IPCC (2007). Transport and its infrastructure. In Climate Change 2007: Mitigation. Contribution of Working Group III to the Fourth Assessment Report of the Intergovernmental Panel on Climate Change [B. Metz, O.R. Davidson, P.R. Bosch, R. Dave, L.A. Meyer (eds)], Cambridge University Press, Cambridge, United Kingdom and New York, NY, USA. http://www.ipcc.ch/pdf/assessment-report/ar4/wg3/ar4-wg3-chapter5.pdf 
Witting, R. J. Rijnsburger, D. Wijnen, A. Pettinga (2006). Cycling, a smart way of moving. Second edition, January 2006. www.cycling.nl 
Hook, W. (2003) Preserving and Expanding the Role of Non-motorised Transport. Sustainable Transport: A Sourcebook for Policy-makers in Developing Cities, Module 3d. GTZ Transport and Mobility Group, available from www.sutp.org 
Litman (2009) Quantifying the Benefits of Nonmotorised Transportation For Achieving Mobility Management Objectives. Victoria Transport Policy Institute 24 September, 2009.
Vandenbulcke, G., I. Thomas, B. de Geus, B. Degraeuwe, R. Torfs, R.Meeusen, L. Panis (2009) Mapping bicycle use and the risk of accidents for commuters who cycle to work in Belgium. Transport Policy 16 (2) 77-87
VPTI (Victoria Transport Policy Institute) (2010) Nonmotorized Transportation Planning. Identifying Ways to Improve Pedestrian and Bicycle Transport. TDM Encyclopedia, http://www.vtpi.org/tdm/tdm25.htm 
Penalosa, E. (2004) Socially and environmentally sustainable transport. Presentation http://www.cleanairnet.org/caiasia/1412/article-59082.html 
gTKP (Global Transport Knowledge Partnership, 2010). Non-motorised transport. http://www.gtkp.com/sectors.asp?step=4&typeOfPage=1&contentID=1674 
Witting, R., T. Godefrooij (Eds.) (2009) Cycling-inclusive Policy Development: a Handbook. http://www.bikepartners.nl/index.php?option=com_content&task=view&id=166&Itemid =
ICE (Interface for Cycling Expertise, 2000) The significance of non-motorised transport for developing countries.
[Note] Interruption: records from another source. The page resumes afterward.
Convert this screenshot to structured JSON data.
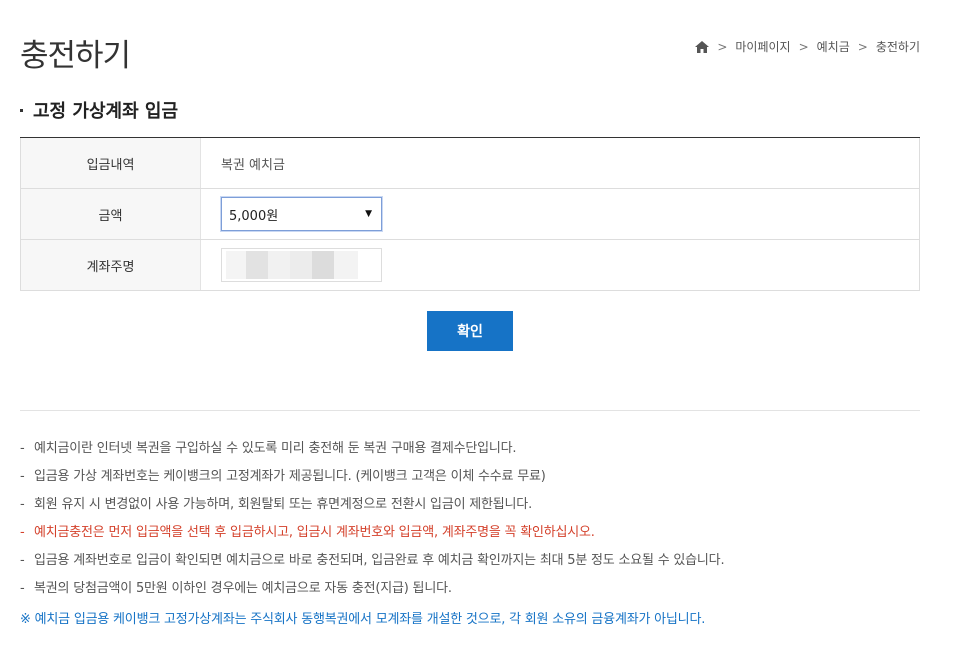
{
  "header": {
    "title": "충전하기",
    "breadcrumb": [
      "마이페이지",
      "예치금",
      "충전하기"
    ]
  },
  "section": {
    "title": "고정 가상계좌 입금"
  },
  "form": {
    "deposit_label": "입금내역",
    "deposit_value": "복권 예치금",
    "amount_label": "금액",
    "amount_selected": "5,000원",
    "account_name_label": "계좌주명"
  },
  "confirm_label": "확인",
  "notes": [
    "예치금이란 인터넷 복권을 구입하실 수 있도록 미리 충전해 둔 복권 구매용 결제수단입니다.",
    "입금용 가상 계좌번호는 케이뱅크의 고정계좌가 제공됩니다. (케이뱅크 고객은 이체 수수료 무료)",
    "회원 유지 시 변경없이 사용 가능하며, 회원탈퇴 또는 휴면계정으로 전환시 입금이 제한됩니다.",
    "예치금충전은 먼저 입금액을 선택 후 입금하시고, 입금시 계좌번호와 입금액, 계좌주명을 꼭 확인하십시오.",
    "입금용 계좌번호로 입금이 확인되면 예치금으로 바로 충전되며, 입금완료 후 예치금 확인까지는 최대 5분 정도 소요될 수 있습니다.",
    "복권의 당첨금액이 5만원 이하인 경우에는 예치금으로 자동 충전(지급) 됩니다."
  ],
  "notes_footer": "※ 예치금 입금용 케이뱅크 고정가상계좌는 주식회사 동행복권에서 모계좌를 개설한 것으로, 각 회원 소유의 금융계좌가 아닙니다.",
  "colors": {
    "accent": "#1673c6",
    "warning": "#d4412b"
  }
}
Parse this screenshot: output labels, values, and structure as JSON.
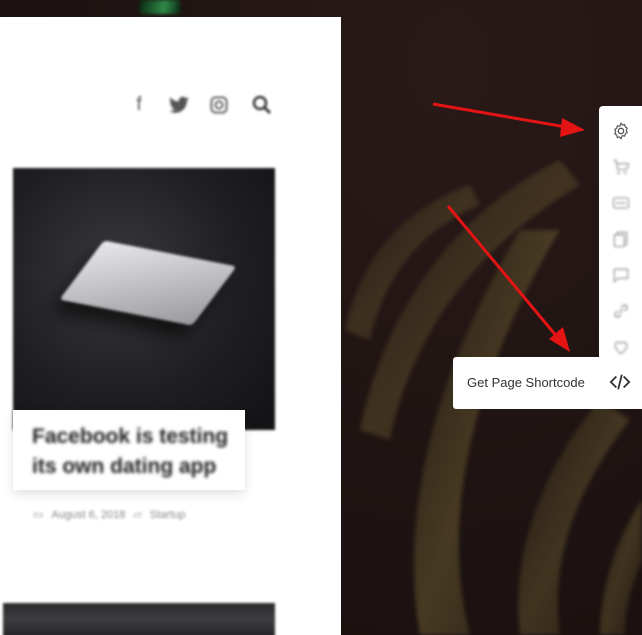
{
  "background": {
    "colors": {
      "dark": "#1d1312",
      "arrow": "#e41414"
    }
  },
  "left_preview": {
    "social_icons": [
      "facebook-icon",
      "twitter-icon",
      "instagram-icon",
      "search-icon"
    ],
    "post": {
      "title": "Facebook is testing its own dating app",
      "date": "August 6, 2018",
      "category": "Startup"
    }
  },
  "toolbar": {
    "tools": [
      {
        "name": "settings-gear-icon",
        "faded": false
      },
      {
        "name": "cart-icon",
        "faded": true
      },
      {
        "name": "card-icon",
        "faded": true
      },
      {
        "name": "copy-icon",
        "faded": true
      },
      {
        "name": "comment-icon",
        "faded": true
      },
      {
        "name": "link-icon",
        "faded": true
      },
      {
        "name": "heart-icon",
        "faded": true
      }
    ],
    "tooltip": {
      "label": "Get Page Shortcode",
      "icon": "code-icon"
    }
  }
}
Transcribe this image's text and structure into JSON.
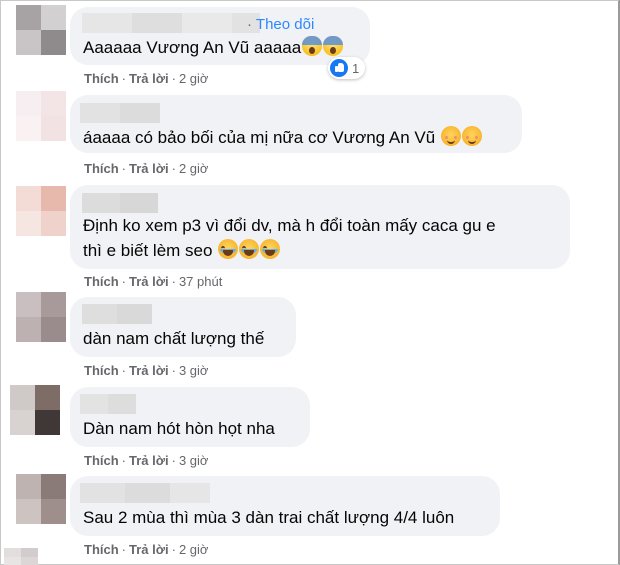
{
  "comments": [
    {
      "text": "Aaaaaa Vương An Vũ aaaaa",
      "follow_label": "Theo dõi",
      "follow_separator": "·",
      "emojis": [
        "scream-emoji",
        "scream-emoji"
      ],
      "reaction_count": "1",
      "like_label": "Thích",
      "reply_label": "Trả lời",
      "separator": "·",
      "time": "2 giờ"
    },
    {
      "text": "áaaaa có bảo bối của mị nữa cơ Vương An Vũ",
      "emojis": [
        "smiling-emoji",
        "smiling-emoji"
      ],
      "like_label": "Thích",
      "reply_label": "Trả lời",
      "separator": "·",
      "time": "2 giờ"
    },
    {
      "text_line1": "Định ko xem p3 vì đổi dv, mà h đổi toàn mấy caca gu e",
      "text_line2": "thì e biết lèm seo",
      "emojis": [
        "laughing-emoji",
        "laughing-emoji",
        "laughing-emoji"
      ],
      "like_label": "Thích",
      "reply_label": "Trả lời",
      "separator": "·",
      "time": "37 phút"
    },
    {
      "text": "dàn nam chất lượng thế",
      "like_label": "Thích",
      "reply_label": "Trả lời",
      "separator": "·",
      "time": "3 giờ"
    },
    {
      "text": "Dàn nam hót hòn họt nha",
      "like_label": "Thích",
      "reply_label": "Trả lời",
      "separator": "·",
      "time": "3 giờ"
    },
    {
      "text": "Sau 2 mùa thì mùa 3 dàn trai chất lượng 4/4 luôn",
      "like_label": "Thích",
      "reply_label": "Trả lời",
      "separator": "·",
      "time": "2 giờ"
    }
  ],
  "colors": {
    "bubble": "#f0f2f5",
    "text": "#050505",
    "meta": "#65676b",
    "follow": "#2d88ff",
    "like": "#1877f2"
  }
}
Strategies for policy development. http://www.i-ce.nl/index.php?option=com_content&task=view&id=68&Itemid=80